(Oct 3) This is Monday, which is generally our rest day, but with so much to do before we leave tomorrow, I find it hard to slow down very much. I spend time with our resident pastor in the morning, and then in one of the homes near Norte for several hours with some of our leaders with some strategic planning and communication. Also, have important times with several of our team who will continue to stay there in Polillio, and help out for awhile. We return to Poblacion in the evening for another Bible Study in one of the homes there. A number more want to pray to receive the Lord, and want continued Bible studies there in their home, as well… PTL!

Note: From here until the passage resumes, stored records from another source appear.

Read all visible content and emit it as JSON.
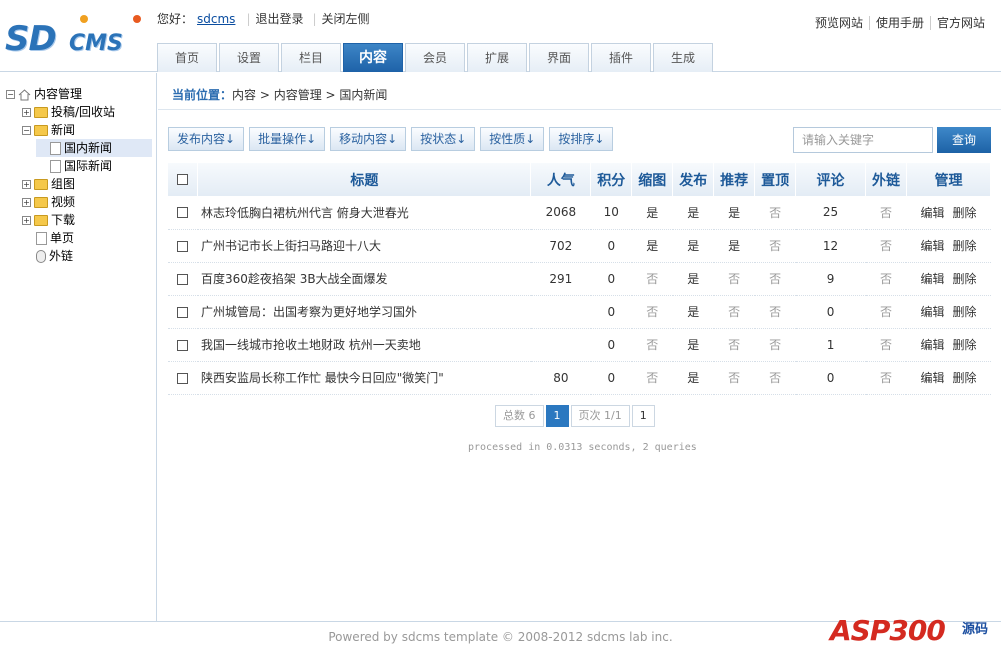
{
  "logo": {
    "text": "SDCMS",
    "part1": "SD",
    "part2": "CMS"
  },
  "userbar": {
    "greeting": "您好：",
    "username": "sdcms",
    "logout": "退出登录",
    "close_left": "关闭左侧"
  },
  "top_links": [
    "预览网站",
    "使用手册",
    "官方网站"
  ],
  "nav": [
    "首页",
    "设置",
    "栏目",
    "内容",
    "会员",
    "扩展",
    "界面",
    "插件",
    "生成"
  ],
  "nav_active_index": 3,
  "tree": {
    "root": "内容管理",
    "items": [
      "投稿/回收站",
      "新闻",
      "国内新闻",
      "国际新闻",
      "组图",
      "视频",
      "下载",
      "单页",
      "外链"
    ]
  },
  "breadcrumb": {
    "label": "当前位置：",
    "path": "内容 > 内容管理 > 国内新闻"
  },
  "toolbar": [
    "发布内容↓",
    "批量操作↓",
    "移动内容↓",
    "按状态↓",
    "按性质↓",
    "按排序↓"
  ],
  "search": {
    "placeholder": "请输入关键字",
    "button": "查询"
  },
  "table": {
    "headers": [
      "标题",
      "人气",
      "积分",
      "缩图",
      "发布",
      "推荐",
      "置顶",
      "评论",
      "外链",
      "管理"
    ],
    "rows": [
      {
        "title": "林志玲低胸白裙杭州代言 俯身大泄春光",
        "hits": "2068",
        "score": "10",
        "thumb": "是",
        "publish": "是",
        "recommend": "是",
        "top": "否",
        "comments": "25",
        "link": "否"
      },
      {
        "title": "广州书记市长上街扫马路迎十八大",
        "hits": "702",
        "score": "0",
        "thumb": "是",
        "publish": "是",
        "recommend": "是",
        "top": "否",
        "comments": "12",
        "link": "否"
      },
      {
        "title": "百度360趁夜掐架 3B大战全面爆发",
        "hits": "291",
        "score": "0",
        "thumb": "否",
        "publish": "是",
        "recommend": "否",
        "top": "否",
        "comments": "9",
        "link": "否"
      },
      {
        "title": "广州城管局：出国考察为更好地学习国外",
        "hits": "",
        "score": "0",
        "thumb": "否",
        "publish": "是",
        "recommend": "否",
        "top": "否",
        "comments": "0",
        "link": "否"
      },
      {
        "title": "我国一线城市抢收土地财政 杭州一天卖地",
        "hits": "",
        "score": "0",
        "thumb": "否",
        "publish": "是",
        "recommend": "否",
        "top": "否",
        "comments": "1",
        "link": "否"
      },
      {
        "title": "陕西安监局长称工作忙 最快今日回应\"微笑门\"",
        "hits": "80",
        "score": "0",
        "thumb": "否",
        "publish": "是",
        "recommend": "否",
        "top": "否",
        "comments": "0",
        "link": "否"
      }
    ],
    "ops": [
      "编辑",
      "删除"
    ]
  },
  "pager": {
    "total": "总数 6",
    "current": "1",
    "pages": "页次 1/1",
    "page_link": "1"
  },
  "processed": "processed in 0.0313 seconds, 2 queries",
  "footer": "Powered by sdcms template © 2008-2012 sdcms lab inc.",
  "watermark": {
    "main": "ASP300",
    "sub": "源码"
  },
  "colors": {
    "accent": "#2b73b8",
    "nav_active": "#1e62a8",
    "table_header_text": "#1e5a99"
  }
}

(Oct. 4) This morning we are returning back to our home in Tarlac City. Rising up early, I spend time preparing one of our team who will be staying there, regarding many ministry details and oversight instructions. We have a devotional time with our team, and a de-briefing time regarding trip praise reports, and highlights. Most of the team go to a morning Bible study down the beach while I pack my things for the trip and prepare for departure. We leave our mission base around 10 a.m., and after several boat rides and a long trip back in our van through the night, we eventually arrive home in Tarlac City shortly after midnight. It was an exciting, fruitful trip, for the glory of God…
I hope that you are blessed and inspired with this report! We ask that you would please continue to diligently pray for us, and what’s happening around here. This is a humble attempt on our part to communicate with you what is going on, and praise the Lord for all the good things He’s doing. We give Him glory! Obviously, there is a lot more to do than we can seem to get to – Bible studies, prayer, services, visitation, outreach and evangelism, etc…
Here is a closing thought from 2 Corinthians 10:16… Paul set us such a good example, exhorting us all to share the gospel in “the regions beyond…” If we just stay within our own comfort zone, and refuse to stretch ourselves into new territories, we will fail to reach a lot of people that need the precious gospel of Jesus Christ! We need to go for it! We plan to continue to reach out to Busdak, Tapol and other places, as we are able… Let’s all, willingly, and cheerfully make the sacrifice and effort to reach out to those who may not come to the Lord without extra effort being made in ‘regions beyond”!
Blessings, and thanks for your teamwork!